As part of my mammoth ‘kids have gone back to school’ clean-up, I spent yesterday afternoon sorting out our reading corner, which I was still in the process of doing when the children came home. Hugo, our 7-year-old, spotted this brilliant hardback on the floor while I was re-arranging our non-fiction shelves. He swiftly snatched it up and then spent most of the evening reading it, to the point where he was still at it by torchlight after lights out.
Published a couple of years ago and laid out in a similar format to that of the Rebel Girls books, these are inspiring, stereotype-busting stories for all readers regardless of age, and it’s great to see such a diverse range of individuals featured.

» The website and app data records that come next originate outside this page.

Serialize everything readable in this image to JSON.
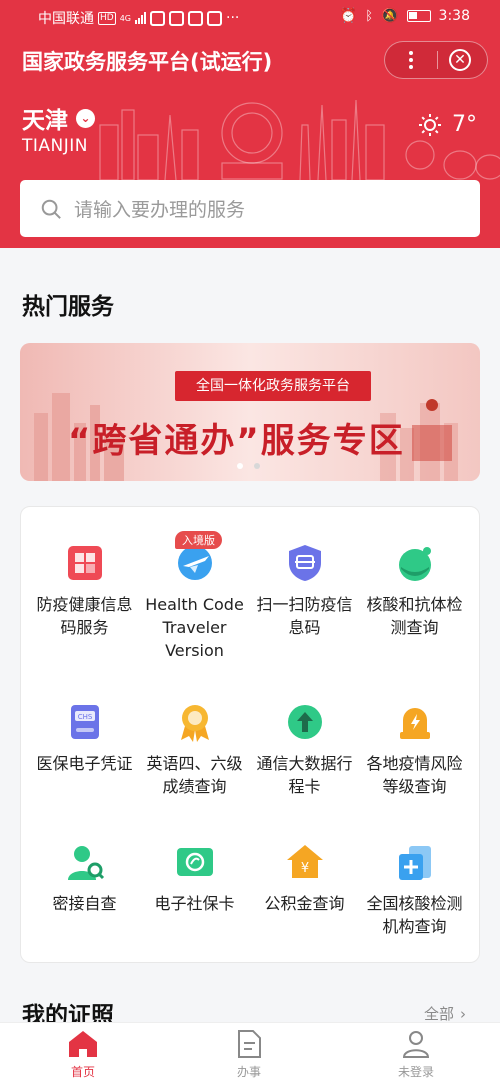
{
  "status_bar": {
    "carrier": "中国联通",
    "badge": "HD",
    "network": "4G",
    "time": "3:38"
  },
  "header": {
    "title": "国家政务服务平台(试运行)",
    "city_cn": "天津",
    "city_en": "TIANJIN",
    "temperature": "7°",
    "weather_icon": "sun-icon"
  },
  "search": {
    "placeholder": "请输入要办理的服务"
  },
  "hot_services": {
    "title": "热门服务",
    "banner": {
      "tag": "全国一体化政务服务平台",
      "headline": "“跨省通办”服务专区",
      "active_dot": 1,
      "dot_count": 2
    },
    "items": [
      {
        "label": "防疫健康信息码服务",
        "icon": "health-code-icon",
        "color": "#ef4a55"
      },
      {
        "label": "Health Code Traveler Version",
        "icon": "airplane-icon",
        "color": "#3aa1ef",
        "badge": "入境版"
      },
      {
        "label": "扫一扫防疫信息码",
        "icon": "scan-shield-icon",
        "color": "#6b73e8"
      },
      {
        "label": "核酸和抗体检测查询",
        "icon": "test-tube-icon",
        "color": "#2fc987"
      },
      {
        "label": "医保电子凭证",
        "icon": "medical-insurance-icon",
        "color": "#6b73e8"
      },
      {
        "label": "英语四、六级成绩查询",
        "icon": "medal-icon",
        "color": "#f5a623"
      },
      {
        "label": "通信大数据行程卡",
        "icon": "upload-arrow-icon",
        "color": "#2fc987"
      },
      {
        "label": "各地疫情风险等级查询",
        "icon": "warning-light-icon",
        "color": "#f5a623"
      },
      {
        "label": "密接自查",
        "icon": "contact-person-icon",
        "color": "#2fc987"
      },
      {
        "label": "电子社保卡",
        "icon": "social-card-icon",
        "color": "#2fc987"
      },
      {
        "label": "公积金查询",
        "icon": "housing-fund-icon",
        "color": "#f5a623"
      },
      {
        "label": "全国核酸检测机构查询",
        "icon": "medical-building-icon",
        "color": "#3aa1ef"
      }
    ]
  },
  "certificates": {
    "title": "我的证照",
    "more": "全部"
  },
  "tabbar": {
    "items": [
      {
        "label": "首页",
        "icon": "home-icon",
        "active": true
      },
      {
        "label": "办事",
        "icon": "document-icon",
        "active": false
      },
      {
        "label": "未登录",
        "icon": "user-icon",
        "active": false
      }
    ]
  },
  "colors": {
    "brand_red": "#e33444",
    "tab_active": "#e33444"
  }
}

As you might imagine from such a fascinating book, a number of the stories have struck a chord with H, and over the past 24 hours we’ve had conversations about why some people can’t access medical treatment (Lionel Messi), the concept of philanthropy (Bill Gates), the skill required to land a passenger jet on a river without any casualties (Chelsey Sullenberger) and the appalling historical treatment of gay men (Alan Turing). Call me old fashioned, but I love how just one book can spark such broad-ranging conversations ?. I’ve already been instructed to order the next in the series as Hugo has enjoyed this so much, and I plan to order the Kids Who Dare to be Different version at the same time.